I am so grateful for how supportive my friends and family have been since I first made the decision to train a service animal for myself. However, the journey has been exacting and there are always comments wherever we go which is expected. Although something I did not anticipate was the lack of understanding from the people I encounter daily in public. I have heard the phrases: "You look perfectly fine to me. What's wrong with you that requires having a service dog?" And "If I put a vest on my dog, will they know he's not really a service dog?" And the worst possible one: "Wow, where can I go register my dog?!" Not only is it disrespectful to ask someone why they need a service animal, but why is it anyone else's business?

Fundamentally, the question being asked is what my illness is and I'm not so sure anyone would want to publicly talk about their personal life, especially their illness, their daily challenge. People comment on my Instagram/Facebook photos or run into me and Saxon somewhere local and I do not think it is peculiar if I am not willing to disclose what is "wrong with me," as they ask verbatim. Next, in all probability, businesses will not be able to identify if a working dog is qualified but they will proceed to assume so if he/she is wearing a "service dog" vest. Sure, it sounds fun to take your pet dog out places but -- do you realize the harm you could be doing for people who have real service animals? When your un-qualified dog misbehaves in public while wearing that fake vest, it makes businesses more hesitant to allow real service animals that come in to help people with real life challenges and chronic illnesses.

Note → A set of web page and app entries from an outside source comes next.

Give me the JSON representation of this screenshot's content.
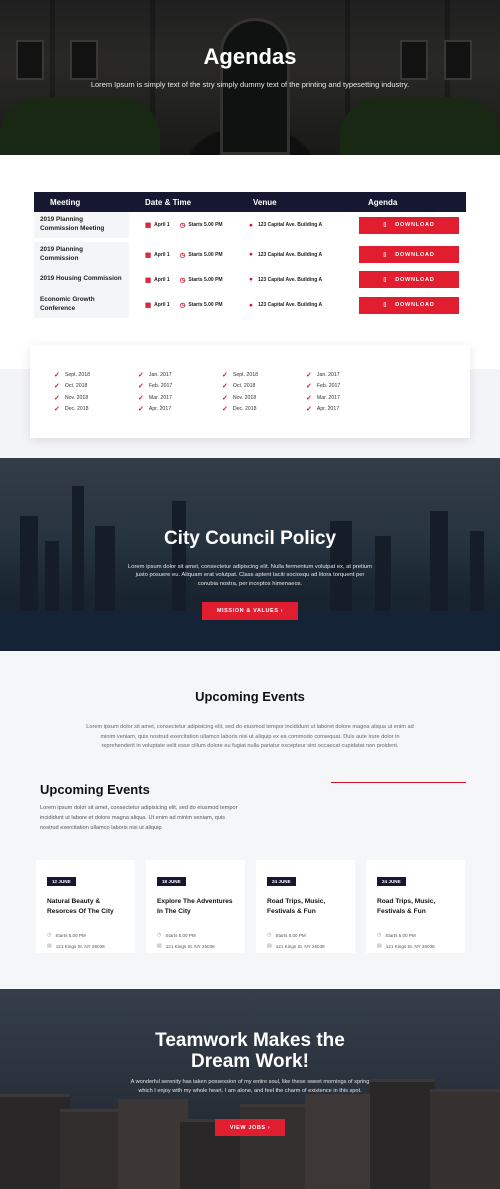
{
  "hero": {
    "title": "Agendas",
    "subtitle": "Lorem Ipsum is simply text of the stry simply dummy text of the printing and typesetting industry."
  },
  "agenda_table": {
    "headers": [
      "Meeting",
      "Date & Time",
      "Venue",
      "Agenda"
    ],
    "rows": [
      {
        "meeting": "2019 Planning Commission Meeting",
        "date": "April 1",
        "time": "Starts 5.00 PM",
        "venue": "123 Capital Ave. Building A",
        "action": "DOWNLOAD"
      },
      {
        "meeting": "2019 Planning Commission",
        "date": "April 1",
        "time": "Starts 5.00 PM",
        "venue": "123 Capital Ave. Building A",
        "action": "DOWNLOAD"
      },
      {
        "meeting": "2019 Housing Commission",
        "date": "April 1",
        "time": "Starts 5.00 PM",
        "venue": "123 Capital Ave. Building A",
        "action": "DOWNLOAD"
      },
      {
        "meeting": "Economic Growth Conference",
        "date": "April 1",
        "time": "Starts 5.00 PM",
        "venue": "123 Capital Ave. Building A",
        "action": "DOWNLOAD"
      }
    ]
  },
  "archive": {
    "columns": [
      [
        "Sept. 2018",
        "Oct. 2018",
        "Nov. 2018",
        "Dec. 2018"
      ],
      [
        "Jan. 2017",
        "Feb. 2017",
        "Mar. 2017",
        "Apr. 2017"
      ],
      [
        "Sept. 2018",
        "Oct. 2018",
        "Nov. 2018",
        "Dec. 2018"
      ],
      [
        "Jan. 2017",
        "Feb. 2017",
        "Mar. 2017",
        "Apr. 2017"
      ]
    ]
  },
  "policy": {
    "title": "City Council Policy",
    "text": "Lorem ipsum dolor sit amet, consectetur adipiscing elit. Nulla fermentum volutpat ex, at pretium justo posuere eu. Aliquam erat volutpat. Class aptent taciti sociosqu ad litora torquent per conubia nostra, per inceptos himenaeos.",
    "button": "MISSION & VALUES ›"
  },
  "events": {
    "title": "Upcoming Events",
    "intro": "Lorem ipsum dolor sit amet, consectetur adipisicing elit, sed do eiusmod tempor incididunt ut laboret dolore magna aliqua ut enim ad minim veniam, quis nostrud exercitation ullamco laboris nisi ut aliquip ex ea commodo consequat. Duis aute irure dolor in reprehenderit in voluptate velit esse cillum dolore eu fugiat nulla pariatur excepteur sint occaecat cupidatat non proident.",
    "subtitle": "Upcoming Events",
    "subtext": "Lorem ipsum dolor sit amet, consectetur adipisicing elit, sed do eiusmod tempor incididunt ut labore et dolore magna aliqua. Ut enim ad minim veniam, quis nostrud exercitation ullamco laboris nisi ut aliquip",
    "cards": [
      {
        "badge": "12 JUNE",
        "title": "Natural Beauty & Resorces Of The City",
        "time": "Starts 5.00 PM",
        "address": "121 Kings St. NY 26038"
      },
      {
        "badge": "18 JUNE",
        "title": "Explore The Adventures In The City",
        "time": "Starts 5.00 PM",
        "address": "121 Kings St. NY 26038"
      },
      {
        "badge": "24 JUNE",
        "title": "Road Trips, Music, Festivals & Fun",
        "time": "Starts 5.00 PM",
        "address": "121 Kings St. NY 26038"
      },
      {
        "badge": "24 JUNE",
        "title": "Road Trips, Music, Festivals & Fun",
        "time": "Starts 5.00 PM",
        "address": "121 Kings St. NY 26038"
      }
    ]
  },
  "team": {
    "title_line1": "Teamwork Makes the",
    "title_line2": "Dream Work!",
    "text": "A wonderful serenity has taken possession of my entire soul, like these sweet mornings of spring which I enjoy with my whole heart. I am alone, and feel the charm of existence in this spot.",
    "button": "VIEW JOBS ›"
  },
  "colors": {
    "accent": "#e11d30",
    "navy": "#161831"
  }
}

Do not be egocentric, or selfish, and make it more common for real service dogs to experience public access issues only because you enjoy taking your dog out in public and he/she misbehaved. Lastly, I did not go "register" Saxon to be my service dog. Having a service animal or ESA (Emotional Support Animal: public access is NOT permitted) is something that is generally recommended by a doctor. I have also been asked: "So I can just go to the doctor, tell them I have depression, PTSD or something else wrong with me and they will prescribe me an ESA?" INCORRECT. The doctor must have been treating your medical issue for a prolonged period of time. It would be extremely ignorant to fake a condition when people struggle daily with these conditions and you're negligently throwing words around like "depression" and "anxiety," when you have never had to deal with the horrors that people with those invisible illnesses undergo every day. I want people to realize how much time and determination it took to be able to get Saxon where he is now and to be able to learn the skills that are required by the ADA laws.

However, it is hard to explain this matter that I am so passionate about to every person who comments such ridiculous phrases or asks these absurd questions. I know people see photos on my social media that make it look easy or fun to train a service dog. I will not deny that this experience has been enlightening as he is my first dog, rewarding to know his progress is because of me and thrilling when we work on a task for weeks and Saxon finally begins to do it himself. For all the people who have already informed me that you're trying to transform your dog into a working dog: I hope you realize that between all those photos Saxon and I are posting on social media, I'm making sure he stays hydrated in the Florida heat; I'm constantly making sure the pavement he walks on is not burning his paws, always finding a service animal dog walk in public places and tending to his needs at all times. Without him being happy, healthy and hydrated, he can not assure the same for me. With that being said, I also have a sense of yearning for people to realize that having a service animal does not mean they will have a cute little friend to take everywhere as their accessory; It is so much more than that.

If you can commit to these responsibilities, awesome! A numerous amount of people have already told me they're "certifying" their dogs and all for the wrong reasons such as: being able to take the dog on a plane for free, to theme parks, to their apartment who restricts their dog's breed, etc. This is a vast decision for both you and your prospect. Such a significant decision should not be decided because it would benefit you in the wrong ways - anything other than mental/physical health issues. Service animals are not a trend, but they are superheros in disguise to those who need them most.Me and Saxon at Quest Diagnostics, where I was getting blood drawn.